As is often the case in these bigger-than-life event movies, a lot of the best performances are given around the edges, here by a solid supporting cast that includes Del Toro regular, geek fave, and Hunnam’s Sons of Anarchy pop Ron Perlman (one of the rare actors who can mug without moving his face) and Always Sunny in Philadephia’s jittery Charlie Day (channeling his inner Bobcat Goldthwait as a spazzy scientist off-setting the hunky robot jocks).
Also on hand is Babel’s endearing Rinko Kikuchi as Becket’s co-pilot and (naturally) love interest, as Del Toro and Beacham cram the non-monstrous parts of the movie with a little too much interpersonal melodrama and cheese-ball pilot conflict. (The various robot pilots seem to have been handed their “will he/she overcome this in time to save the day?” personal issues from the same corner Genre Store where they got their names.)
Pacific Rim is also somewhat weakened by a common ailment among big summer action movies: a finale that falls short of all the buildup. Del Toro lays out so much earth-shaking monster-slugging awesomeness throughout the film that by the time he hits his climactic set piece (with the obligatory races against the clock and heroic self-sacrifices) a certain sameness has settled in—the big finish feels more like a plateau than a peak. Otherwise, the film delivers almost exactly what it promises; that is to say, it’s the Giant Robots Fighting movie we all hoped for from Michael Bay’s Transformers flicks, back before the Transformers franchise made us all more than a little sick of Giant Robots Fighting movies.
One of the most interesting things about Pacific Rim and audience response to it is that, in its entertaining success, it feels like the Ultimate Geek Nostalgia Movie. Despite the fact it’s one of the few big summer movies that doesn’t officially remake/reboot/reimagine an existing franchise, comic book, or toy line, there’s no doubt the film is Del Toro’s heart-felt ode to Godzilla and the other Giant Monster movies he and so many other geeks (myself included) loved as kids. (The film is dedicated to the late, beloved creature-makers Ray Harryhausen and Godzilla godfather Ishirō Honda.)

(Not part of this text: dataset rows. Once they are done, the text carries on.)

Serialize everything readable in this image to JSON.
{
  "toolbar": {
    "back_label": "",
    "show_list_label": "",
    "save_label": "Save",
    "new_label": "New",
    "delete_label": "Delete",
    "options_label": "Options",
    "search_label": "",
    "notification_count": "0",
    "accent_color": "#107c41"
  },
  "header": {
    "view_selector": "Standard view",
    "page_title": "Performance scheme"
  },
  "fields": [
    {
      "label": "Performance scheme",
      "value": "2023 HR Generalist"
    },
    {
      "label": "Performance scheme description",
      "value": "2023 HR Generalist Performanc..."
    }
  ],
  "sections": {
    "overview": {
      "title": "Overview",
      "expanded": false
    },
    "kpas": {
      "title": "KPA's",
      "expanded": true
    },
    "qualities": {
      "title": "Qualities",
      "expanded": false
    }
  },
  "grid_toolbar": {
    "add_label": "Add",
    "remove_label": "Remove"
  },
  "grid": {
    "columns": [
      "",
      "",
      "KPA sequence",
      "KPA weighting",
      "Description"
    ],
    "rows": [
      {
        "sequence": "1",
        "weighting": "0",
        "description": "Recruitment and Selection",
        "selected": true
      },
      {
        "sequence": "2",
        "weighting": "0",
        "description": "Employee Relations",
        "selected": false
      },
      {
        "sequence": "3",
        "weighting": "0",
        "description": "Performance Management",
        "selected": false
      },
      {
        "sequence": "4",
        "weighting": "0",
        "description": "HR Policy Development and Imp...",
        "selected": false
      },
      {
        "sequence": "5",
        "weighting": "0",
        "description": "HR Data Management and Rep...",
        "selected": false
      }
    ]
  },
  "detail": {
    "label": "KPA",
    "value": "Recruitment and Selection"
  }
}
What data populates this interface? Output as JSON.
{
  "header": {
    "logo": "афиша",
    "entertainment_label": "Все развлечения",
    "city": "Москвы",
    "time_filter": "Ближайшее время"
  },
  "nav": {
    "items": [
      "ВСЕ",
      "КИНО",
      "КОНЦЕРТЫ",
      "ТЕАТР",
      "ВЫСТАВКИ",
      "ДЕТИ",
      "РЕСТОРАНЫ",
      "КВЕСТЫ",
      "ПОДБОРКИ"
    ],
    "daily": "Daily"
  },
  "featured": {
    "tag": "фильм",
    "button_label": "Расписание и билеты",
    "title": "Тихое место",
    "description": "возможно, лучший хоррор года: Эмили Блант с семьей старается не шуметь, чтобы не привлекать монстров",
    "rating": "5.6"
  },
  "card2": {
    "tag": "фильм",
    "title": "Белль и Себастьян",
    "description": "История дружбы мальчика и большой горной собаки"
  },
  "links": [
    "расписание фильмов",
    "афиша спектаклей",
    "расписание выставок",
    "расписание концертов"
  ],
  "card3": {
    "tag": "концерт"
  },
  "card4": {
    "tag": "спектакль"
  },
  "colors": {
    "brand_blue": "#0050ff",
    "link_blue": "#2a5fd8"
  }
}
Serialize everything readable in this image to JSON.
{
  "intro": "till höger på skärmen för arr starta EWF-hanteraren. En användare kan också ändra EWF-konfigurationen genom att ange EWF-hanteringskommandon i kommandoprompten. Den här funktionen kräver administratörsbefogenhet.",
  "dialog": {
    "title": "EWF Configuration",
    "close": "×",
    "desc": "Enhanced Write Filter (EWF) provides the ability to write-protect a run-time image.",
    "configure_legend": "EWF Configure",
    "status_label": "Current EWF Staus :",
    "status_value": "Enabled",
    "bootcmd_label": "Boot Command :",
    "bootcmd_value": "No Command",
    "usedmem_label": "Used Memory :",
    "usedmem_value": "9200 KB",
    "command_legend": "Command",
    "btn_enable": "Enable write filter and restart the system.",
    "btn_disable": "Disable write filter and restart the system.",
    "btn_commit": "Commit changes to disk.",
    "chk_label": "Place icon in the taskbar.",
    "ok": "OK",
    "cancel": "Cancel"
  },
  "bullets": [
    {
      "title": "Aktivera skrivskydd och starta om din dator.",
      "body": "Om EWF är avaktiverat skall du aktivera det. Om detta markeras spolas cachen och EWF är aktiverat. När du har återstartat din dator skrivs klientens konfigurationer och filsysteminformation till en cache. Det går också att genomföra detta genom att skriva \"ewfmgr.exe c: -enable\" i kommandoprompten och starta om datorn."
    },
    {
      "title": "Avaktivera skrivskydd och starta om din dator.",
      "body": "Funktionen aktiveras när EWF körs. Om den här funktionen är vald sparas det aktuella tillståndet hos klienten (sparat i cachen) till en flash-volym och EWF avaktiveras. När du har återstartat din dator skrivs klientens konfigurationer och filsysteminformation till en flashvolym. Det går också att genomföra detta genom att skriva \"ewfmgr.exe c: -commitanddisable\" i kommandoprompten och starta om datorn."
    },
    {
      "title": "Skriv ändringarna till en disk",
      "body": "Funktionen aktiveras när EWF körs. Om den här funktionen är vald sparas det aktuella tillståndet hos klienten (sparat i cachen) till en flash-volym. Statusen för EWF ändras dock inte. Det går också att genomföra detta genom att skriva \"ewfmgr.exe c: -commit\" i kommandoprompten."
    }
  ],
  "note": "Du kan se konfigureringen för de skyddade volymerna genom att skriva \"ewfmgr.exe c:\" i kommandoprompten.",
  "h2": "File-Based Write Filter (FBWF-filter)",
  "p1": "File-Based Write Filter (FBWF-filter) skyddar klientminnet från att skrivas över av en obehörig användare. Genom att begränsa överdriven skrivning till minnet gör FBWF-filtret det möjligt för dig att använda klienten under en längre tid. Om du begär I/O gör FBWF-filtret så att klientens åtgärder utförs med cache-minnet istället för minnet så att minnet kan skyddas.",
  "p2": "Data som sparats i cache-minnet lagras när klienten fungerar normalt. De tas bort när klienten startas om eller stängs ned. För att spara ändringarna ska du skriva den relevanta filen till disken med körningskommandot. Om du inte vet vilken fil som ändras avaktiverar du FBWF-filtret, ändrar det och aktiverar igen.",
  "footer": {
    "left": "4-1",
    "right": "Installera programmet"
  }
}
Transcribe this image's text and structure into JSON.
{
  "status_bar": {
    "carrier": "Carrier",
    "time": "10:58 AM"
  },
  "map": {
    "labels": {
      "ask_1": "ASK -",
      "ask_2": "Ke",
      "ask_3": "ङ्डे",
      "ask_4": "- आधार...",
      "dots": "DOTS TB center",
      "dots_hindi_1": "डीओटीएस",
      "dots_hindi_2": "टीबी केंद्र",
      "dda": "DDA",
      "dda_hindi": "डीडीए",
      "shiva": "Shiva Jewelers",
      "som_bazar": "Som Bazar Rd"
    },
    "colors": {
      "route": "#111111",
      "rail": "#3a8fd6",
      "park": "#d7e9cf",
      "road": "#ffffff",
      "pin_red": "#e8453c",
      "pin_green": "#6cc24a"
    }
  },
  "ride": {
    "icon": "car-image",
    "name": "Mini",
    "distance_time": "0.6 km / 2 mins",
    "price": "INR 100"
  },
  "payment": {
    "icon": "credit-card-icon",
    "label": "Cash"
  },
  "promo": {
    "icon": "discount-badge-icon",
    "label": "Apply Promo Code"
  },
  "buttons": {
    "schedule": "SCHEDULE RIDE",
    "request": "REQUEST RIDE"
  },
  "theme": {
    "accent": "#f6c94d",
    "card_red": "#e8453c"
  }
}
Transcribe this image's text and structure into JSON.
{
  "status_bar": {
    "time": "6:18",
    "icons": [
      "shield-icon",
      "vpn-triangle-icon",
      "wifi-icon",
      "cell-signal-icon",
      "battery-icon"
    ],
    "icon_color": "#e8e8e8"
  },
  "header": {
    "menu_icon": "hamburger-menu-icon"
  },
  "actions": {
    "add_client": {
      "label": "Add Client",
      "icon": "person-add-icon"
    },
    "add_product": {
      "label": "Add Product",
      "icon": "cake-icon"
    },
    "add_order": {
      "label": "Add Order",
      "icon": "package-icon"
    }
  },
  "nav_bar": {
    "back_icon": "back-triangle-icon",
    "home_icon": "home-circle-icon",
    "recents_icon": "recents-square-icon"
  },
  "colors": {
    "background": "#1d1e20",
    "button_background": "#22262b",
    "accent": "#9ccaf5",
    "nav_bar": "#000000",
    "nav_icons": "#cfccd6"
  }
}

Not to take anything away from Del Toro, who’s done a pretty bang-up job here, but amid the recent Star Trek and Lone Ranger redos and upcoming return to a galaxy far, far away (and dozens of other examples we could all name from the past decade), it does beg the question: What does it say about our pop culture imagination that so much of our big-tentpole fantasy filmmaking these days feels both created by and marketed to geeks’ inner 12-year-olds?
Over the past 40 years, we’ve all been raised in the post Free to be You and Me age to actively seek out and embrace and feed our inner children, but with the Internet-fueled rise of Geek Culture over the past decade or so (“I can now easily find people who share my once-embarrassing love of nerdy stuff!”) and marketing campaigns now laser-targeted for the Comic-Con crowd, what was once considered a delicious, decadent indulgence now feels like a Geek Imperative.
(For example: in the post-Harry Knowles/Ain’t it Cool News film world, nearly every personal reaction to a film has to start with a lengthy dig back into your childhood toy chest. I’m no different—I grew up on Godzilla and Ultra Man giant monsters and robot movies. Mostly because I was too chicken to watch “really scary” movies on the Friday night Creature Features or at Saturday afternoon matinees. And yes, I giggled with glee when one of the Pacific Rim kaiju stomps on a railroad car… just like in the old Man in Suit days.)
But as much as I enjoyed Pacific Rim and respect Del Toro’s obvious genre dedication and mastery, the film and the joyous fan-boy and -girl reaction to it has me wondering if over the past decade we haven’t overfed our childhood geek selves to the point they now tower over us and the cinematic and pop-cultural landscape like mutated monsters, threatening to crush everything in their path.